Data in this exercise:

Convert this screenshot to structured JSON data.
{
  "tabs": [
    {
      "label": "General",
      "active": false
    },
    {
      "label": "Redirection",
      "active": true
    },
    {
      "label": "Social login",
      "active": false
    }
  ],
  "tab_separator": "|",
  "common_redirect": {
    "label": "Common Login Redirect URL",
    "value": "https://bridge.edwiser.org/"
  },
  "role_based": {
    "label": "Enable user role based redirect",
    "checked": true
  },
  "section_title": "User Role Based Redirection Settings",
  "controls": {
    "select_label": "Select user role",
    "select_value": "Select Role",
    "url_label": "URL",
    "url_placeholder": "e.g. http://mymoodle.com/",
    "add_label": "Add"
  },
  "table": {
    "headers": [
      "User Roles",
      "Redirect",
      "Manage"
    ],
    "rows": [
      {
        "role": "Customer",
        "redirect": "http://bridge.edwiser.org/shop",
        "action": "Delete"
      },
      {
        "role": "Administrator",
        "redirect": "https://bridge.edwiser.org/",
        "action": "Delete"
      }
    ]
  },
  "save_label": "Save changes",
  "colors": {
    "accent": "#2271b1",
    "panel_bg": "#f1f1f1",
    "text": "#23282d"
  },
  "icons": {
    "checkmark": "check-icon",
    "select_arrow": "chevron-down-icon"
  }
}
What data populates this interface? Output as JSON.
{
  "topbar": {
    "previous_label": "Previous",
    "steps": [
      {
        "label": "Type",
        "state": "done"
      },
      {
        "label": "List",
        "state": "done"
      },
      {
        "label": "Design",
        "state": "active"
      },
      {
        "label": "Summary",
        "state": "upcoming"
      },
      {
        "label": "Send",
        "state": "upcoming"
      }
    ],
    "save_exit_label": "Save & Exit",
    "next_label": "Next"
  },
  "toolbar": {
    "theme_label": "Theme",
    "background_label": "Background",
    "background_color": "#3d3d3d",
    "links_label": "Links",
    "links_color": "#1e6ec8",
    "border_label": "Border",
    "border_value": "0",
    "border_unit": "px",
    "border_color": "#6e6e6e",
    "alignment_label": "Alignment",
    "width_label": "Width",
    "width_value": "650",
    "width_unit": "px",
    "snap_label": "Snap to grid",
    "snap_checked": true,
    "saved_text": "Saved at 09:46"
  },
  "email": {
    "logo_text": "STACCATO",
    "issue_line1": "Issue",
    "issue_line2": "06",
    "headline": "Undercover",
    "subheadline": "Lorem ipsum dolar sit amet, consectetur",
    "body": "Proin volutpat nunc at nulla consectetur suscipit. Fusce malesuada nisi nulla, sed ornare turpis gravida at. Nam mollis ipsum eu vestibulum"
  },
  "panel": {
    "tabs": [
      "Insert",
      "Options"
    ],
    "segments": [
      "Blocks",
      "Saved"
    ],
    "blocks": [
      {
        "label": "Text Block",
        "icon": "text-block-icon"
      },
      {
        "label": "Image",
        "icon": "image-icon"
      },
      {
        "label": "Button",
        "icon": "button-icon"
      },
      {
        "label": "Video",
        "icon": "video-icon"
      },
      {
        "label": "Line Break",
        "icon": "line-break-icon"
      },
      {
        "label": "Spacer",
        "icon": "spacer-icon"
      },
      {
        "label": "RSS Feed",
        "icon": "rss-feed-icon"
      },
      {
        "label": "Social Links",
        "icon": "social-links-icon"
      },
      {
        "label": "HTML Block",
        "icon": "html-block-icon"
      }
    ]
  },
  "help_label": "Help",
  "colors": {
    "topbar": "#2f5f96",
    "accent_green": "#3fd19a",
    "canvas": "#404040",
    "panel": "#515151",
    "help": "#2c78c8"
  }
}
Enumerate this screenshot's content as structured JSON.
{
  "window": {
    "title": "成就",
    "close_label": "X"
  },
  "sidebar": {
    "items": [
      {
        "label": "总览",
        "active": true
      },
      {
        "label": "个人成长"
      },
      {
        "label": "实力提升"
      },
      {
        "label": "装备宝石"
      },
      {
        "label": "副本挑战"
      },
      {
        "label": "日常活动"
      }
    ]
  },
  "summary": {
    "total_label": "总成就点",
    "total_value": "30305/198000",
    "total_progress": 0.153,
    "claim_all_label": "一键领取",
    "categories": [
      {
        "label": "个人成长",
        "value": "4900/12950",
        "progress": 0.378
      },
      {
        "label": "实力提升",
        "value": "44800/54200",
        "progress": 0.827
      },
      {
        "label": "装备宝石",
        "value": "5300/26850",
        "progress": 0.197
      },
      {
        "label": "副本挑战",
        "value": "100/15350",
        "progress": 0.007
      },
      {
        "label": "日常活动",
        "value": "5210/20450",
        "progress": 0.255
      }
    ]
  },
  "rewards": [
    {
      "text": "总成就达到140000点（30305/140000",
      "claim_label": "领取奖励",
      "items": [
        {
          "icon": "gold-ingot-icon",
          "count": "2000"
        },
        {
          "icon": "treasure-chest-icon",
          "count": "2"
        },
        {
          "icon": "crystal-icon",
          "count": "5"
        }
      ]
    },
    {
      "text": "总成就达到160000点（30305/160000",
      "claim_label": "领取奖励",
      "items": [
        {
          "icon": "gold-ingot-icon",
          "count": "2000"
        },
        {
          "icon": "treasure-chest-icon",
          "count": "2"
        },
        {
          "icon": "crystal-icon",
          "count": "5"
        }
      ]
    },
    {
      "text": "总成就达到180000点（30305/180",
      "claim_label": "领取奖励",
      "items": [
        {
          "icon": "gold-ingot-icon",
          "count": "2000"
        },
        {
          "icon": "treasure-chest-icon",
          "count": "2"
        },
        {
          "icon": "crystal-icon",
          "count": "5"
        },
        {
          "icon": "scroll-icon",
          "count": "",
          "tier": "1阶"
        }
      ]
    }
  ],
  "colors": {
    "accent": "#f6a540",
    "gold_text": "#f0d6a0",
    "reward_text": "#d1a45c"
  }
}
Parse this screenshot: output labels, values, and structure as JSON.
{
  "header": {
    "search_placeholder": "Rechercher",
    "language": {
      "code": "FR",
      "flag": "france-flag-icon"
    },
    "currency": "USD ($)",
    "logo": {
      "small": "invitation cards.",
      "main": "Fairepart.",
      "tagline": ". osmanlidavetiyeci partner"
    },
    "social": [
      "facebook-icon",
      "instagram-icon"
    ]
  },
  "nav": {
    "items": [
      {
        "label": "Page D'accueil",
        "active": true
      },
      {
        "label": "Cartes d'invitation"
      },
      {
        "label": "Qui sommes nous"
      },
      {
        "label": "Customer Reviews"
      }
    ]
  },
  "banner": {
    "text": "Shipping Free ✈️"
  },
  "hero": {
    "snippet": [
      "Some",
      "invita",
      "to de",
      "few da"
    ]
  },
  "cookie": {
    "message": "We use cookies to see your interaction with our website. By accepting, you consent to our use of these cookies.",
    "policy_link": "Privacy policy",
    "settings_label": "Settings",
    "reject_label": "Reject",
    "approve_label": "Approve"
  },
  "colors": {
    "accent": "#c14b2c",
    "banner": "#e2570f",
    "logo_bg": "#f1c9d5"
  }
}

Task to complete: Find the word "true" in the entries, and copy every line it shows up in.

Solution for this problem:
      "active": true
    "checked": true
    "snap_checked": true,
        "active": true
        "active": true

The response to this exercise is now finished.